“To me, one of the most striking things was that only about a third of grocery store workers have paid sick days in Virginia,” she said. “And no one can suggest that grocery stores are struggling in this economy. They are thriving. And yet two-thirds of their workers can’t take sick time, and these folks are in daily contact with the public.”
A March study of five states and Washington, D.C., which all implemented paid sick leave laws, found that employees who received the benefit averaged two sick days a year at an average cost to employers of 20 cents per hour worked, according to The New York Times. The COVID-19 pandemic has also underscored the potentially wide-ranging public health effects of the policy. A recent article in the journal Health Affairs found that the Families First Coronavirus Response Act — the first federal aid package — resulted in roughly 400 fewer confirmed COVID-19 cases a day in states who gained access to paid sick leave through the policy.
But the FFCRA also included significant loopholes for companies with more than 500 employees, small businesses with less than 50 employees, and many health care providers. Schneider said it was also the first significant attempt at a federal paid sick leave policy for years, which is why many states — including Virginia — are looking to fill those gaps on their own.
“People who don’t actually work frontline service sector jobs might think, ‘Look, if you’re really sick, you just stay home,’” he said. “But that’s a luxury few frontline workers can afford. They are not making very much and they are struggling for hours, even in good times. These workers are really living on the edge.”
In Virginia, a little over a third of service sector employees reported they couldn’t fully pay their utility bills at least once in the last year, according to Shift Project data. Twenty-three percent reported going hungry at least once in the same period, and 45 percent said they would find it difficult — if not impossible — to cover an unexpected $400 expense.
The issue is personal for Guzmán, who said she worked three jobs without paid time off when she first came to the U.S. But it’s still uncertain whether a paid sick leave policy — which has previously cleared the House on party-line votes — could make it through the Senate, where there’s historically been resistance even from Democratic legislators.

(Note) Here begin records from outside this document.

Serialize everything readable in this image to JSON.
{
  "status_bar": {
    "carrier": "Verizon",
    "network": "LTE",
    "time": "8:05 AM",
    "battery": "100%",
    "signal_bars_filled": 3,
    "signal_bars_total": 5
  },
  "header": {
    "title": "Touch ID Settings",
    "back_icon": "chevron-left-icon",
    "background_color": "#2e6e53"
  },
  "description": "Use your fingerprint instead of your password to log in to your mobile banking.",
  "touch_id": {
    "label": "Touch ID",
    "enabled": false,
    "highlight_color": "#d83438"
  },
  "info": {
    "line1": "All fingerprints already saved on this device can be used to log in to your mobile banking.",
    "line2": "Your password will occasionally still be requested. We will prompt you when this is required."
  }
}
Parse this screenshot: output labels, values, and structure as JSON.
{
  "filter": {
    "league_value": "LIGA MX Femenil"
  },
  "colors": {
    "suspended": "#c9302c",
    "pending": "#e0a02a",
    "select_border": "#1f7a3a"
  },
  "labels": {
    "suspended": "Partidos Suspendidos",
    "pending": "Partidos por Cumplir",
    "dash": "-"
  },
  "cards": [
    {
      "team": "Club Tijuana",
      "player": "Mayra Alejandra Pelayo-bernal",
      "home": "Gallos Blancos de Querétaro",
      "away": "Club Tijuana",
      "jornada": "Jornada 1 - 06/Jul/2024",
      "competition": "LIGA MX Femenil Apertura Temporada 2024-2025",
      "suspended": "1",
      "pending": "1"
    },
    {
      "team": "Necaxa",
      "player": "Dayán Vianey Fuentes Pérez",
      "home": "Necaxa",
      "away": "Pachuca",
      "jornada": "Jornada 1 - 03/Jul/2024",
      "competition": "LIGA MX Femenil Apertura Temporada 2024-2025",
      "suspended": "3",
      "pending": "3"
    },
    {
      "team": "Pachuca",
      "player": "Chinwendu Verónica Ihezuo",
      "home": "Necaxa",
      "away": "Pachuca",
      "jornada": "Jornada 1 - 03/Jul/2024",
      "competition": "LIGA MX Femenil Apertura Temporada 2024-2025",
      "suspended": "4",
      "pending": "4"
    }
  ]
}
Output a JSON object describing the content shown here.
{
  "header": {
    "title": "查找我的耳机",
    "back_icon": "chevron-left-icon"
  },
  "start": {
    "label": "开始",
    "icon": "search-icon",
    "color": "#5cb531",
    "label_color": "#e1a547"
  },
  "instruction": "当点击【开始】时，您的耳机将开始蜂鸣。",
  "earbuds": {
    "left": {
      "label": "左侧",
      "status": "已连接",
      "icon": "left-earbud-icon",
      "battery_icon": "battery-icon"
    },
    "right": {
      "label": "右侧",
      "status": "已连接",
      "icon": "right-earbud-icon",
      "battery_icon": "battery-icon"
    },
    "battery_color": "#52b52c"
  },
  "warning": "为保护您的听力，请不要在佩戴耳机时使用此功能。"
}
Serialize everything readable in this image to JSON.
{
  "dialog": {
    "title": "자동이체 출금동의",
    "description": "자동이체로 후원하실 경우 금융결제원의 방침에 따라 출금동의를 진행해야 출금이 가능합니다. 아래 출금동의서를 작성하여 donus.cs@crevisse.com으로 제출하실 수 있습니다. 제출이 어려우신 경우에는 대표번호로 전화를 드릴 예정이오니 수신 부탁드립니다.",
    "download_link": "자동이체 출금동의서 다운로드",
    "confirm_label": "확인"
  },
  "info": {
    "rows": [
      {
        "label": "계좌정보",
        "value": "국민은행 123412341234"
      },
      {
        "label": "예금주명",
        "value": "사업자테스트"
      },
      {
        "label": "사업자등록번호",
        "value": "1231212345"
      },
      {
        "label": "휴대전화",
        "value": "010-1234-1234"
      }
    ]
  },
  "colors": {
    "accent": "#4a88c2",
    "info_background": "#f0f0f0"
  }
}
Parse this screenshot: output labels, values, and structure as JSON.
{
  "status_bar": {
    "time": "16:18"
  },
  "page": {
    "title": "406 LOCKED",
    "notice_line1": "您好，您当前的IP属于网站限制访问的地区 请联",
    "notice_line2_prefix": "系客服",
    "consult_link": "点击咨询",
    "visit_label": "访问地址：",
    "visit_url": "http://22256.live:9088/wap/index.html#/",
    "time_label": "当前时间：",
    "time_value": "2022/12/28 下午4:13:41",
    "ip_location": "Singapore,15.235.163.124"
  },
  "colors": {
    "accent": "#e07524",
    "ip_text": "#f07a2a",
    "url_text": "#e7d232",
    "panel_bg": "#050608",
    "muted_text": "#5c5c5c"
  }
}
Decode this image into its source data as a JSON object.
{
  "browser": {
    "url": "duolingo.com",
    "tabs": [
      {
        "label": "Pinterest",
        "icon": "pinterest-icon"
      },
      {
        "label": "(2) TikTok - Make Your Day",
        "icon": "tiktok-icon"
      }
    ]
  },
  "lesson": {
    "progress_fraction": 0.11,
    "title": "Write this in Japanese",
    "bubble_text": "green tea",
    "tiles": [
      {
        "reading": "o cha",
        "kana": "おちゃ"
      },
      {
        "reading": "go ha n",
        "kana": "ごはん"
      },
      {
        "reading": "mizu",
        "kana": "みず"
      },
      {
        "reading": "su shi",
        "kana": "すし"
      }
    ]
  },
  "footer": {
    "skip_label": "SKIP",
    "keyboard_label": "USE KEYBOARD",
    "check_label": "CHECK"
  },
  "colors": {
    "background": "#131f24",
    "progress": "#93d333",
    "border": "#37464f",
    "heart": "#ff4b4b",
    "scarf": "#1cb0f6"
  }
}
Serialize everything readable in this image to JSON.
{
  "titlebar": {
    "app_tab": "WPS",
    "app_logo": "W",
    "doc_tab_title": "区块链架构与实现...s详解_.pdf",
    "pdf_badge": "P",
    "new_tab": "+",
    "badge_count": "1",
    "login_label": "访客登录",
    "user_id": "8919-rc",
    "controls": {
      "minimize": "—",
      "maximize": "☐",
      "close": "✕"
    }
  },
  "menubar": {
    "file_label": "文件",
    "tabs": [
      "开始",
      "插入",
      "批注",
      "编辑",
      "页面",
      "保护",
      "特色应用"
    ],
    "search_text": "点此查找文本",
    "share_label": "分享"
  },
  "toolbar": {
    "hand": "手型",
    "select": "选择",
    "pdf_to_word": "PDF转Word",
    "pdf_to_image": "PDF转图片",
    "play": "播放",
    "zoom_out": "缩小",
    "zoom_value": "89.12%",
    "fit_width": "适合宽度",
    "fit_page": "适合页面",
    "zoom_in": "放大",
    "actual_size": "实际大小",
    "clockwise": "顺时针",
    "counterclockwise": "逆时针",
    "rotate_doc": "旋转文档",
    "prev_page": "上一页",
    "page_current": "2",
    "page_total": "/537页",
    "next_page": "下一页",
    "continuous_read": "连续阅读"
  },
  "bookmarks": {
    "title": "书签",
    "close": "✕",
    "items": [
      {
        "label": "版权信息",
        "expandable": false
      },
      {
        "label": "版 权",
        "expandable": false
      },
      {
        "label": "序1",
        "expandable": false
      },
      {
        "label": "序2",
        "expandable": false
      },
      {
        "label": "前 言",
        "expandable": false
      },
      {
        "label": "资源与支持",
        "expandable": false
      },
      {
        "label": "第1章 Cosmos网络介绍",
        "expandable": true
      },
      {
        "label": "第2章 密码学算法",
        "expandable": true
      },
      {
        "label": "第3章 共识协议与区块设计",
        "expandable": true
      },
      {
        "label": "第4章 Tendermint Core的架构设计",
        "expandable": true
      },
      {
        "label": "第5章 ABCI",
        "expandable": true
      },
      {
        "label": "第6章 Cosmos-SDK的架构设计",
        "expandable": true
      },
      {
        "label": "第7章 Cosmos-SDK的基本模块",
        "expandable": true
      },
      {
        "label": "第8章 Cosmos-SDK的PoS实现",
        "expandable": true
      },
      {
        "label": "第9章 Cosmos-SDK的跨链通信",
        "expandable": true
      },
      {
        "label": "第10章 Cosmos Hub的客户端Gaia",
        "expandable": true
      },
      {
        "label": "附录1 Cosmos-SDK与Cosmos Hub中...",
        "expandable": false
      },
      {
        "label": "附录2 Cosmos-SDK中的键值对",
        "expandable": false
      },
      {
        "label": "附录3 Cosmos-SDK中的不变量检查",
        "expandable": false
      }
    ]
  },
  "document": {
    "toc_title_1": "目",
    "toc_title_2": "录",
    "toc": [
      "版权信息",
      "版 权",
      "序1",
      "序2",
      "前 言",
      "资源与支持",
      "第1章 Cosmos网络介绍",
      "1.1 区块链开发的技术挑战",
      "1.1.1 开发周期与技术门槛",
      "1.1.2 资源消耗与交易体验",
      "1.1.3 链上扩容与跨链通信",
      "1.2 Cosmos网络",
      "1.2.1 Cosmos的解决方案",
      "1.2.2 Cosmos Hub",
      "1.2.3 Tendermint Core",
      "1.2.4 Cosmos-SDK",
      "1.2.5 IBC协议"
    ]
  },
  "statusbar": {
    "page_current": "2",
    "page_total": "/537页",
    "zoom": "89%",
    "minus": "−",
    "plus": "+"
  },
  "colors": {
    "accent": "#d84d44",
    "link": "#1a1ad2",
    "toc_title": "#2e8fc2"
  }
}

Guzmán said she’s currently working with Favola to draft a new version of the legislation, which might only be filed in the House due to constraints on the number of bills that legislators can file in a potentially abbreviated 2021 session. It’s likely the bill would require employers to provide 40 hours of paid leave for full-time employees, but Guzmán said legislators are still negotiating on which workers will be covered — including whether to include any part-time employees.
Another potential concession to skeptics of the bill is an exemption for businesses with 25 workers or fewer. But Riley said Thursday that NFIB wouldn’t support paid sick leave legislation even with the exception. And Bobo said it’s a clause that wouldn’t be supported by the Interfaith Center and many other advocates.
“We believe that’s way too high,” she said. Virginians for Paid Sick Days, a coalition of worker advocacy groups, could support a phased approach similar to the state’s minimum wage schedule, allowing an initial exemption for small businesses that would be reduced and ultimately eliminated over the next several years. But Bobo said there’s not a broad consensus on whether any businesses should be permanently excused from the policy, or what size they should be.
“There are plenty of small businesses who are thriving and shouldn’t struggle to provide paid leave,” she said. “And our coalition believes we need to get to a place where all full-time workers, at the very least, have access to sick days.”